• GOAL OF THE EXERCISE: Every line with the string "desc" should be copied from the data.

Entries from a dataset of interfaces

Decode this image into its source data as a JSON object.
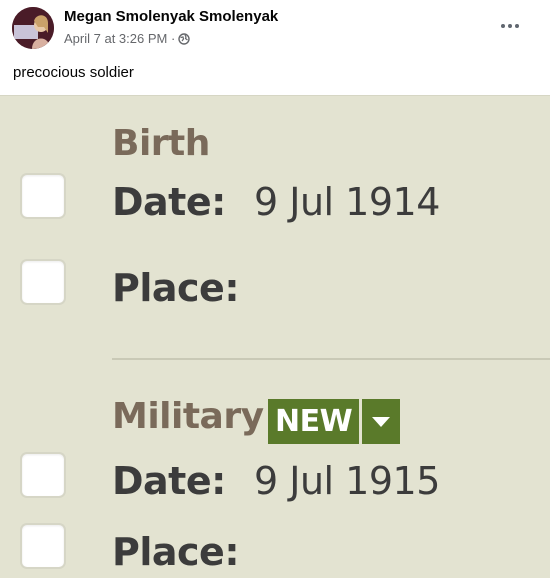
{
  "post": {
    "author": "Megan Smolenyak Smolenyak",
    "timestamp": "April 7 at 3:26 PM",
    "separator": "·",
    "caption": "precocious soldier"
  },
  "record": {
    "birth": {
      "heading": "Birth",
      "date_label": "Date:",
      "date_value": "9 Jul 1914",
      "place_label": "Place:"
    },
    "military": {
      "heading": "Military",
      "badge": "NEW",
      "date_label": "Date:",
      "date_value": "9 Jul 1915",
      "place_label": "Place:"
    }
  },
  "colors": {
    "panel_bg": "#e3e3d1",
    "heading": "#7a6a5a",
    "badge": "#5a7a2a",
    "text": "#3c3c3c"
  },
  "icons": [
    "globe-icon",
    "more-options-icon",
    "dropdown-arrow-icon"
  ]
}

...

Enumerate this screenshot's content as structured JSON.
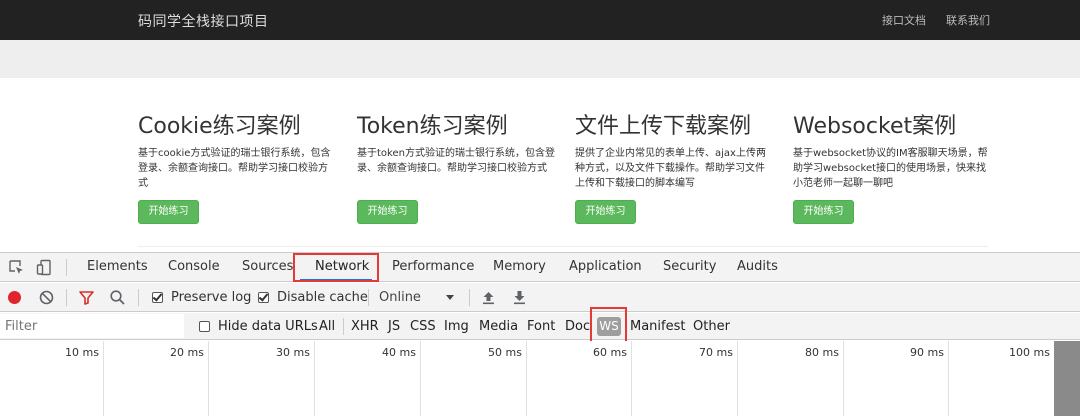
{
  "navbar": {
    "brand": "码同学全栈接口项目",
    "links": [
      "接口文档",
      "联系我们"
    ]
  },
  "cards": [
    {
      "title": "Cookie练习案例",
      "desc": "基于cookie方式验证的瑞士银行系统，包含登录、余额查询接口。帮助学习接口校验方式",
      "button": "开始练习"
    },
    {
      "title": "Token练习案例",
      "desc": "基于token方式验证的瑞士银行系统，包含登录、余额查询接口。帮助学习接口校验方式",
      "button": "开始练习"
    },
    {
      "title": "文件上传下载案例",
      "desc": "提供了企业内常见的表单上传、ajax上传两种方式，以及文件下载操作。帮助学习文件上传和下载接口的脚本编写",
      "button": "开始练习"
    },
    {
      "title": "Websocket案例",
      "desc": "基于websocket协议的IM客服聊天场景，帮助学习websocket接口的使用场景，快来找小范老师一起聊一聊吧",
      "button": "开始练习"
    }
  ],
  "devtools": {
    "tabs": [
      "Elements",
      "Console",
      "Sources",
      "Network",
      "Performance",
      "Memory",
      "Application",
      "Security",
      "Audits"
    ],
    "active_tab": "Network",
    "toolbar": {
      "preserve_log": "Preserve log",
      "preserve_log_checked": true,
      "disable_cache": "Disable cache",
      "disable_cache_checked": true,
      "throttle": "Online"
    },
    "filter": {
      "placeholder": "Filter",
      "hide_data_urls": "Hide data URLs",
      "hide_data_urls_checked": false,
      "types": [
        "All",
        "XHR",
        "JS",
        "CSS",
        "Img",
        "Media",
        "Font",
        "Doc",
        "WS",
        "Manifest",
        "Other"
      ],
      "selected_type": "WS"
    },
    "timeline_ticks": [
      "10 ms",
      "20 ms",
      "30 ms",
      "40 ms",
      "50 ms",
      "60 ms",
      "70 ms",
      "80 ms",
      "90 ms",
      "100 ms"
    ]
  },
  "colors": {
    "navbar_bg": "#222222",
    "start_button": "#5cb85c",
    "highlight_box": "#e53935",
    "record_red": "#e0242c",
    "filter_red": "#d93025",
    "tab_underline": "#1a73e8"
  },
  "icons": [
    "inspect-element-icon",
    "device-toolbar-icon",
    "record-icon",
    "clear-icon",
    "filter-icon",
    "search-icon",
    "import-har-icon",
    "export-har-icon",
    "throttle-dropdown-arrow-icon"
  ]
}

• ANSWER TO THE EXERCISE:
      "desc": "基于cookie方式验证的瑞士银行系统，包含登录、余额查询接口。帮助学习接口校验方式",
      "desc": "基于token方式验证的瑞士银行系统，包含登录、余额查询接口。帮助学习接口校验方式",
      "desc": "提供了企业内常见的表单上传、ajax上传两种方式，以及文件下载操作。帮助学习文件上传和下载接口的脚本编写",
      "desc": "基于websocket协议的IM客服聊天场景，帮助学习websocket接口的使用场景，快来找小范老师一起聊一聊吧",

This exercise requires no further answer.